National Radio Day

KayAnn Warner

Friday Aug 20th, 2021

Who hasn’t talked about the radio? Modern music still refers to the radio in songs, R.E.M. wrote about it in Radio Free Europe in the grungy 1990s, and Queen wrote the smashin’ hit Radio Ga Ga in 1984. The radio was used by all sides during WWII—have you ever heard of The Code Talkers?

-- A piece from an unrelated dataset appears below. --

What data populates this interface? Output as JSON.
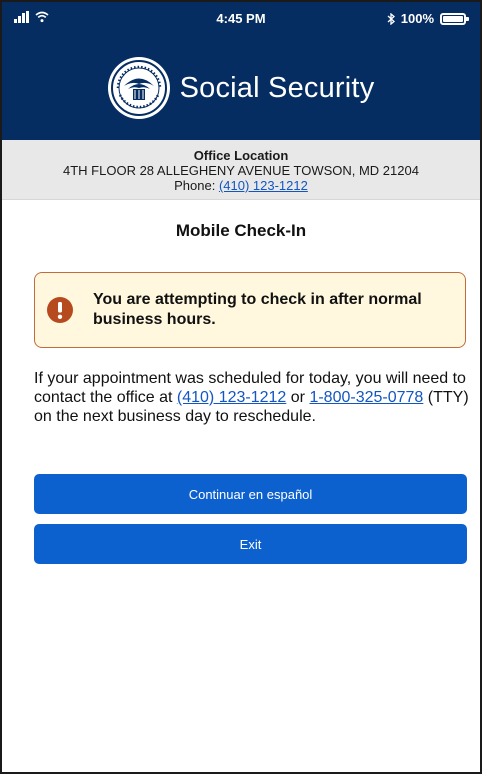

It’s inception began in the 1880’s and in 1899 the world was astounded by Guglielmo Marconi, founder, who telegraphed “the results of the America's Cup yacht races from a ship at sea to a land-based station in New York.” The radio has relayed FDR’s voice to millions of Americans during the great depression in what was called “Fireside Chats”; it can be solidly argued that the radio was the pivotal tool that facilitated the Civil Rights Movement. The radio has also broadcasted infamous people and their objectives—the whole purpose is to reach as many people as possible, no matter the objective of the message.

How has the radio evolved over time? Podcasts! While they have been a concept for a few decades, podcasts have really picked up over the last 5 years adding a new evolution to our love of radio. The simplicity of listening to someone talk rather than a catatonic audio-visual stimulation is intoxicating no matter the generation. If you don’t listen to podcasts, I suggest giving them a go—You can find any topic, whatever you’re into, the content is out there.

In summation, the radio has had a long life and I firmly believe it will never be an antiquated form of entertainment. How has the radio shaped you and your understanding of the world?

WJET Erie City  Dir 1962 p82